> **Task goal**
Output the listing word for word, minus pictures.

> **Records for processing**
=-=-=

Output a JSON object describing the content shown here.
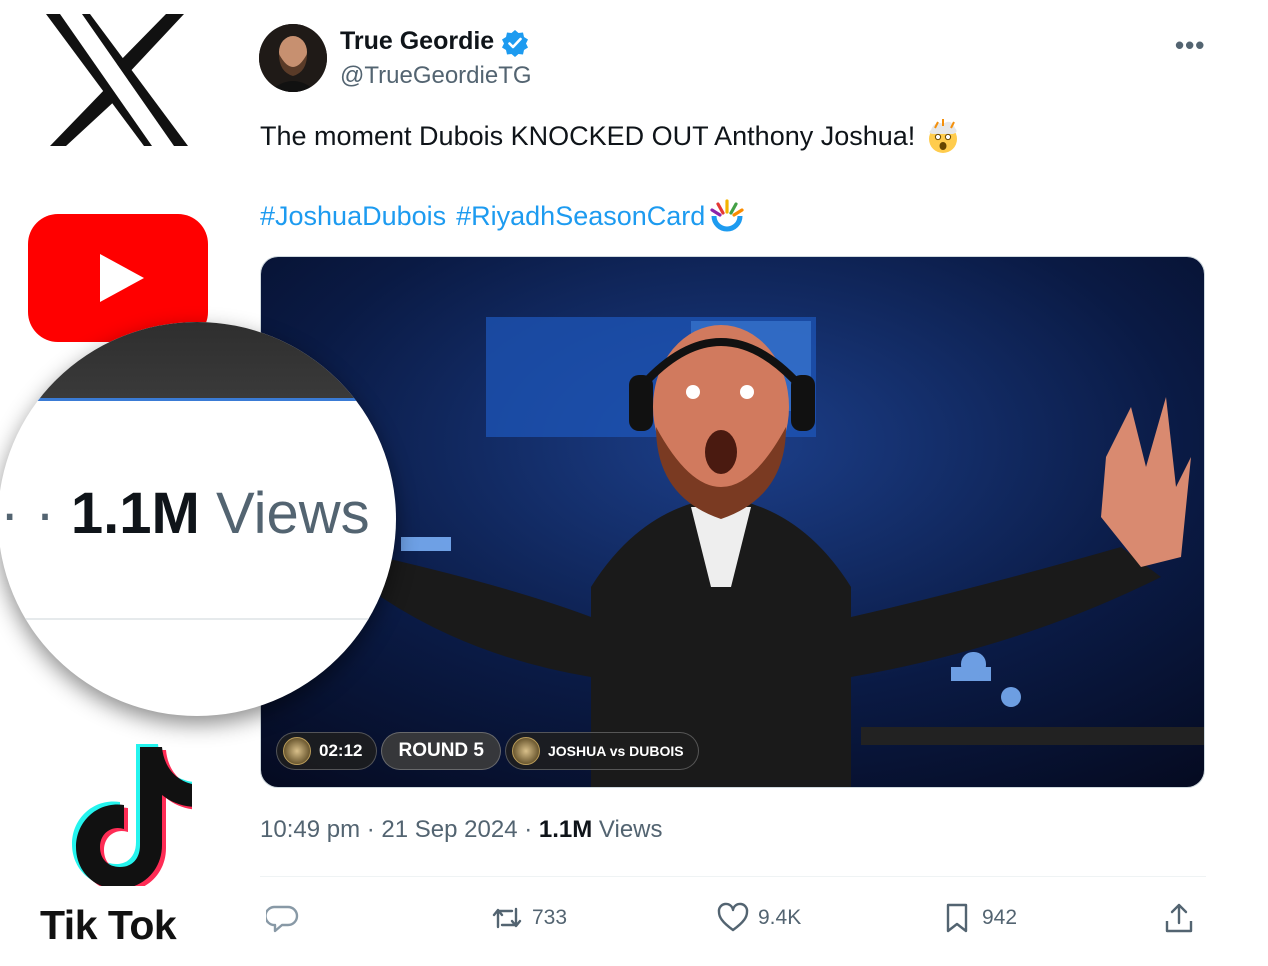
{
  "brand_logos": {
    "x": "x-logo",
    "youtube": "youtube-play-logo",
    "tiktok": "tiktok-logo",
    "tiktok_label": "Tik Tok"
  },
  "tweet": {
    "display_name": "True Geordie",
    "handle": "@TrueGeordieTG",
    "more_label": "•••",
    "text": "The moment Dubois KNOCKED OUT Anthony Joshua!",
    "text_emoji": "exploding-head-emoji",
    "hashtags": [
      "#JoshuaDubois",
      "#RiyadhSeasonCard"
    ],
    "hashtag_emoji": "riyadh-season-emoji",
    "media": {
      "description_icon": "video-still",
      "clock": "02:12",
      "round": "ROUND 5",
      "matchup": "JOSHUA vs DUBOIS"
    },
    "time": "10:49 pm",
    "separator": "·",
    "date": "21 Sep 2024",
    "views_count": "1.1M",
    "views_label": "Views",
    "actions": {
      "reply": "",
      "retweet": "733",
      "like": "9.4K",
      "bookmark": "942",
      "share": ""
    }
  },
  "magnifier": {
    "prefix": "· ·",
    "views_count": "1.1M",
    "views_label": "Views"
  },
  "colors": {
    "link": "#1d9bf0",
    "secondary_text": "#536471",
    "youtube_red": "#ff0000",
    "verified": "#1d9bf0"
  }
}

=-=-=

> **Solution to the problem**
Output a JSON object describing the content shown here.
{
  "brand_logos": {
    "x": "x-logo",
    "youtube": "youtube-play-logo",
    "tiktok": "tiktok-logo",
    "tiktok_label": "Tik Tok"
  },
  "tweet": {
    "display_name": "True Geordie",
    "handle": "@TrueGeordieTG",
    "more_label": "•••",
    "text": "The moment Dubois KNOCKED OUT Anthony Joshua!",
    "text_emoji": "exploding-head-emoji",
    "hashtags": [
      "#JoshuaDubois",
      "#RiyadhSeasonCard"
    ],
    "hashtag_emoji": "riyadh-season-emoji",
    "media": {
      "description_icon": "video-still",
      "clock": "02:12",
      "round": "ROUND 5",
      "matchup": "JOSHUA vs DUBOIS"
    },
    "time": "10:49 pm",
    "separator": "·",
    "date": "21 Sep 2024",
    "views_count": "1.1M",
    "views_label": "Views",
    "actions": {
      "reply": "",
      "retweet": "733",
      "like": "9.4K",
      "bookmark": "942",
      "share": ""
    }
  },
  "magnifier": {
    "prefix": "· ·",
    "views_count": "1.1M",
    "views_label": "Views"
  },
  "colors": {
    "link": "#1d9bf0",
    "secondary_text": "#536471",
    "youtube_red": "#ff0000",
    "verified": "#1d9bf0"
  }
}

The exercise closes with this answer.